As our editorial team recently gathered intel from the Farm Equipment Dealer 100 (100 biggest dealerships in U.S. and Canada), many CEOs and managers identified technicians as their greatest employment area of need for 2024. Some listed a lack of skilled labor as a top 5 concern and said the only thing harder than finding quality talent is keeping it.

“Keeping good team members and making sure the new ones are aligned with our values,” one dealer said when asked about their top concerns.  

“Employee retention (is a top 5 concern) and shifting workforce needs and expectations, we’re continuing to develop and adapt management strategies that recognize the diverse and multi-generational nature of the workforce,” another dealer said.   

The “multi-generational nature of the workforce” comment reminds me of something the owner of an independent precision dealer told me last summer about finding the right hire.

“Being able to pay reasonable wage is a big challenge,” he said. “An individual with experience is going to require a higher salary. On the other hand, someone with minimal experience will require us to invest the time to train them. Even then, a lot of the younger people coming out of college are expecting a big salary. Either that, or they don’t want to work.”

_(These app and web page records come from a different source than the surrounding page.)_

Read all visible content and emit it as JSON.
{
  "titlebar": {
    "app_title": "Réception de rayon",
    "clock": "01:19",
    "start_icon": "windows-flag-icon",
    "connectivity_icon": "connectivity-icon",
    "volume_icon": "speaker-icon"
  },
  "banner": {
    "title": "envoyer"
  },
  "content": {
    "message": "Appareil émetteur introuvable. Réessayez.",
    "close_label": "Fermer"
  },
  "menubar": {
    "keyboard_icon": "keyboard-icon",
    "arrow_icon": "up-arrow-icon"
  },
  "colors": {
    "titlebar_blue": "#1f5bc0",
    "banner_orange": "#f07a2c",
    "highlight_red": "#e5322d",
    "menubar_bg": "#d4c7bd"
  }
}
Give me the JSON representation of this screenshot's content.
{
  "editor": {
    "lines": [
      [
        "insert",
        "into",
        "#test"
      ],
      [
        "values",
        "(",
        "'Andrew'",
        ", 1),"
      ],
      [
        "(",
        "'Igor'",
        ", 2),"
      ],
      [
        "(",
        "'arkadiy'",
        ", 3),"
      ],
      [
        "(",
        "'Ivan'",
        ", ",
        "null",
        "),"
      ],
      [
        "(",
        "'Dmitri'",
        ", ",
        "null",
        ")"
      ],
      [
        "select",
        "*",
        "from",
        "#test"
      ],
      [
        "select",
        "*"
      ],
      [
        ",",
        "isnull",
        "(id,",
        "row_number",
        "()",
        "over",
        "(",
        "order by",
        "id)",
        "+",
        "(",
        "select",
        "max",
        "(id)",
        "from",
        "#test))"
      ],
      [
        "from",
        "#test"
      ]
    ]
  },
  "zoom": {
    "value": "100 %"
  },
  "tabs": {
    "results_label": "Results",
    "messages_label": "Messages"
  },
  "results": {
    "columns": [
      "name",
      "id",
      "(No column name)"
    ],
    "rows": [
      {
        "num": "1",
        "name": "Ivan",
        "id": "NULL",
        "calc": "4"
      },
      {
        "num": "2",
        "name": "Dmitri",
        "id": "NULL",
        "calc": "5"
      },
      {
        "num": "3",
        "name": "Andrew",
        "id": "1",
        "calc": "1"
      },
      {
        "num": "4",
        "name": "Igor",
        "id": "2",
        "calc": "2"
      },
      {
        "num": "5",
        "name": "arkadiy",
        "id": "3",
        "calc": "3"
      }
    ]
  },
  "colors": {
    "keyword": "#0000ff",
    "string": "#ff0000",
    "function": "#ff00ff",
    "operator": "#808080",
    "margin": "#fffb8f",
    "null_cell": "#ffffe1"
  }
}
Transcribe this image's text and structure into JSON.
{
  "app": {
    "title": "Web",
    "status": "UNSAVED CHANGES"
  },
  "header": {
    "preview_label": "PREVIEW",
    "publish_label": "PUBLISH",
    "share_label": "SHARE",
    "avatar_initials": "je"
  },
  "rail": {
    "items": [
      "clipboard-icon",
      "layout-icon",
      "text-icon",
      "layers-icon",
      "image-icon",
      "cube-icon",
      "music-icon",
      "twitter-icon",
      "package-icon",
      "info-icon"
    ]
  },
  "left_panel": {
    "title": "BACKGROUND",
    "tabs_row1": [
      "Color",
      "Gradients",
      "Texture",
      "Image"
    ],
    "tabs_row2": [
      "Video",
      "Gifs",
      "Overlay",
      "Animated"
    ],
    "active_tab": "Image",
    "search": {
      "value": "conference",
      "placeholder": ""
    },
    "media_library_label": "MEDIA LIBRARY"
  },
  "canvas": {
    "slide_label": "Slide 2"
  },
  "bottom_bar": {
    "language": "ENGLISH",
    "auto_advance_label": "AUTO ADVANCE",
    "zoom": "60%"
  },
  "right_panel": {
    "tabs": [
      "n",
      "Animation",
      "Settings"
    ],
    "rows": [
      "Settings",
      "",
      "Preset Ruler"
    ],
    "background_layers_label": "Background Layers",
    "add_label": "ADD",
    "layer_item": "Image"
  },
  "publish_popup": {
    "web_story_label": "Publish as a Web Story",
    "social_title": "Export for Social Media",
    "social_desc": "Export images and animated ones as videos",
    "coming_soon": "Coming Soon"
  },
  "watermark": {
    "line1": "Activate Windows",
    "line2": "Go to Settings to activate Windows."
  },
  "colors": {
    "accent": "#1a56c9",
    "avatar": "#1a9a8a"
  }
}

The construction industry is reportedly dealing with similar challenges. Before COVID, Bloomberg reported that 70% of employers were having trouble filling roles requiring skilled labor. And now manufacturing giant Caterpillar wants its dealers to hire 40,000 new technicians in 2 years to stem a global shortage according to a report from Axios Dallas, with Griffin Reome, the company’s manager of workforce development, calling it “an all-hands-on-deck issue.”

Reome tells Axios Dallas that Caterpillar is doing several things to reach that 40,000-mark, including the launch of a development program that pays people to train and targets a wide range of recruits from high school graduates to veterans to mothers who’ve been out of the workforce for several years.

The company is also leaning into more recruiting events, often alongside competitors like John Deere, and is trying to hire more women, who account for only 3% of the technician workforce in the U.S. according to the report.

“You don’t have to be a 200-pound male, and you won’t need a shoulder replacement when you’re 40,” says Reome, pointing out how technology shifts have made the job more accessible and less labor-intensive. “Women can easily do the job as efficiently as their male counterparts. Some would even say they can do it better because of the attention to detail and the ability to multitask.” 

We’ve heard of some ag dealerships implementing similar strategies to solve the technician problem. Swiderski Equipment, 5-store New Holland dealer in central Wisconsin, is finding success with a 3-year mentorship program that targets talent fresh out of high school or college with limited experience and works them into the mix with its lead technicians.

“If they can make it through that first year, they’re going to walk through the door in year 2 with confidence because they know what to expect,” says Abby Weltzien, precision solutions service and parts manager for Swiderski Equipment. “They’re doing installations on their own. They’re going on the road and they’re handling phone support. They’re doing everything. Maybe they made a mistake on an installation in year 1, but they’ve learned to pivot and not make that same mistake twice.” 

The mentorship program only works if team leaders are willing to invest their time and effort in guiding young technicians, Weltzien says, like a coaching staff practicing patience with freshmen going through growing pains.

“Where do you find precision techs?” Weltzien says. “If our ideal candidate walked through the door today, we’d hire them in a heartbeat. But that just doesn’t happen. We’ve found success with home-grown talent.”

Is your dealership struggling to recruit technicians, and if so, what kind of strategies are being put in place to find qualified talent and keep them on staff? Let me know at